Mr. Strobel to Mr. Bayard
the United States,
November 2, 1887.
(Received November 14.)
Sir: I have the honor to inclose a copy and
translation of a note received from the ministry of state, reporting a
modification of the Cuban passport system, which, as I learn from the
Department 228 of October 20, 1887, just received, has already been
communicated by the consulate-general at Havana. Identification is still
necessary, and, as the order applies to American citizens, a man must of
course prove himself a citizen in order to be relieved of the necessity of
showing a passport. This looks very much like working in a circle.
In view of the persistence with which the legation verbally and in writing
has pressed this question upon the attention of the Spanish Government the
result is not entirely what was hoped for.
I have, etc.,
[Inclosure in No. 271.]
Mr. Moret to Mr.
Ministry of State,
October 28, 1887.
My Dear Sir: I have the honor to inform you
that the minister of the colonies, in accordance with the report of the
corresponding department of the council of state, has issued the
following regulations on the subject of passports in Cuba relative to
citizens of the United States:
- That American citizens can enter the island, of Cuba without
passport, but identifying themselves with the documents referred
to in article 4 of the law of July 4, 1870.
- That those who are not inscribed in the register of
transients, and have, resided in the island less than three
months, can leave it by presenting the documents by virtue of

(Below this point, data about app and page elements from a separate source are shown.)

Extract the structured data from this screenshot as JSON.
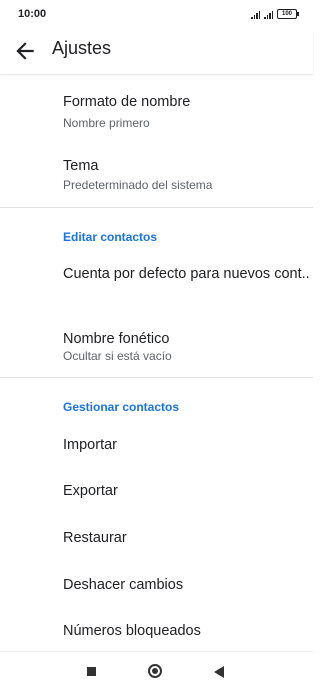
{
  "status_bar": {
    "time": "10:00",
    "battery": "100",
    "signal_icon": "signal-icon"
  },
  "app_bar": {
    "title": "Ajustes",
    "back_icon": "arrow-back-icon"
  },
  "items": [
    {
      "primary": "Formato de nombre",
      "secondary": "Nombre primero"
    },
    {
      "primary": "Tema",
      "secondary": "Predeterminado del sistema"
    }
  ],
  "sections": {
    "editar": {
      "header": "Editar contactos"
    },
    "gestionar": {
      "header": "Gestionar contactos"
    }
  },
  "editar_items": [
    {
      "primary": "Cuenta por defecto para nuevos cont.."
    },
    {
      "primary": "Nombre fonético",
      "secondary": "Ocultar si está vacío"
    }
  ],
  "gestionar_items": [
    {
      "primary": "Importar"
    },
    {
      "primary": "Exportar"
    },
    {
      "primary": "Restaurar"
    },
    {
      "primary": "Deshacer cambios"
    },
    {
      "primary": "Números bloqueados"
    }
  ],
  "nav_bar": {
    "recents_icon": "square-icon",
    "home_icon": "circle-icon",
    "back_icon": "triangle-back-icon"
  }
}
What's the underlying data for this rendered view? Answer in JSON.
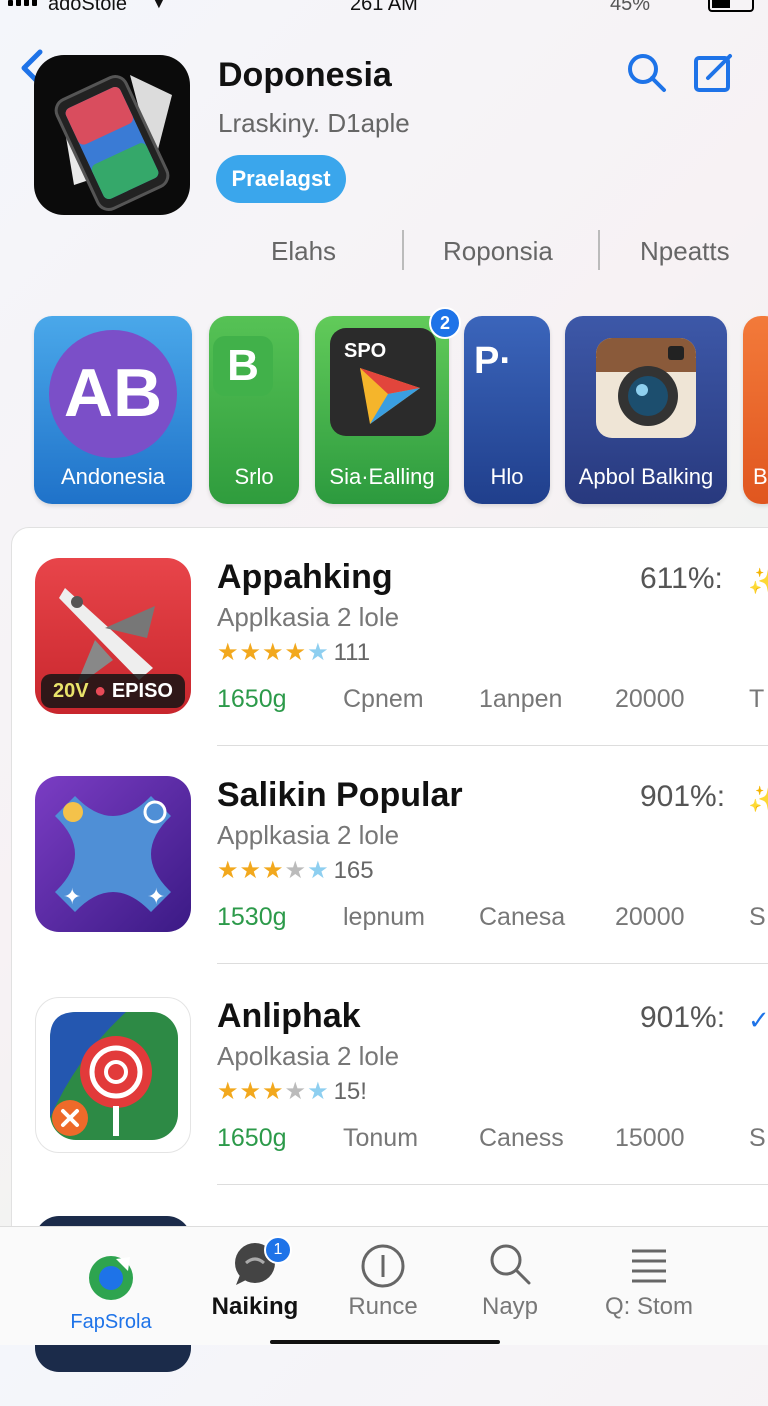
{
  "status_bar": {
    "carrier": "adoStole",
    "time": "261 AM",
    "battery": "45%"
  },
  "header": {
    "app_name": "Doponesia",
    "subtitle": "Lraskiny. D1aple",
    "get_button": "Praelagst",
    "meta": [
      "Elahs",
      "Roponsia",
      "Npeatts"
    ],
    "icons": [
      "back-chevron-icon",
      "search-icon",
      "compose-icon"
    ],
    "accent_color": "#3aa6ec"
  },
  "carousel": {
    "items": [
      {
        "label": "Andonesia",
        "icon_text": "AB"
      },
      {
        "label": "Srlo",
        "icon_text": "B"
      },
      {
        "label": "Sia·Ealling",
        "icon_text": "SPO",
        "badge": "2"
      },
      {
        "label": "Hlo",
        "icon_text": "P·"
      },
      {
        "label": "Apbol Balking",
        "icon_text": ""
      },
      {
        "label": "B",
        "icon_text": ""
      }
    ]
  },
  "list": {
    "items": [
      {
        "title": "Appahking",
        "subtitle": "Applkasia 2 lole",
        "rating": 4.5,
        "rating_count": "111",
        "percent": "611%:",
        "stats": [
          "1650g",
          "Cpnem",
          "1anpen",
          "20000",
          "T"
        ],
        "icon_text": "20V",
        "icon_text2": "EPISO",
        "mark": "sparkle-icon"
      },
      {
        "title": "Salikin Popular",
        "subtitle": "Applkasia 2 lole",
        "rating": 3,
        "rating_count": "165",
        "percent": "901%:",
        "stats": [
          "1530g",
          "lepnum",
          "Canesa",
          "20000",
          "S"
        ],
        "mark": "sparkle-icon"
      },
      {
        "title": "Anliphak",
        "subtitle": "Apolkasia 2 lole",
        "rating": 3,
        "rating_count": "15!",
        "percent": "901%:",
        "stats": [
          "1650g",
          "Tonum",
          "Caness",
          "15000",
          "S"
        ],
        "mark": "checkmark-icon"
      }
    ]
  },
  "tabbar": {
    "items": [
      {
        "label": "FapSrola",
        "icon": "brand-icon"
      },
      {
        "label": "Naiking",
        "icon": "chat-icon",
        "badge": "1",
        "active": true
      },
      {
        "label": "Runce",
        "icon": "info-circle-icon"
      },
      {
        "label": "Nayp",
        "icon": "search-icon"
      },
      {
        "label": "Q: Stom",
        "icon": "list-icon"
      }
    ]
  }
}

which their entrance was authorized to the superior civil
authority of the point of departure in order that he place his
visa, after entering them in a special register.
- That American citizens who have provided themselves with a
certificate of being domiciled or transient may show this to the
authorities for the purposes stated, in the former
- That the entering and visa of the documents to which the
preceding articles refer shall he made with celerity in ordinary
cases, to avoid trouble, and in return for a moderate fee
collected in stamped paper, or a corresponding stamp canceled in
The preceding regulations adopted for the benefit of American citizens,
and proving the interest with which Her Majesty’s Government tries, as
far as possible, to meet the wishes of the Washington cabinet, have been
already transmitted to the governor-general of Cuba for their exact
performance, and while giving you the above information, in reply to the
different notes which the legation has been good enongh to address me on
the subject, I reiterate assurances of my highest consideration.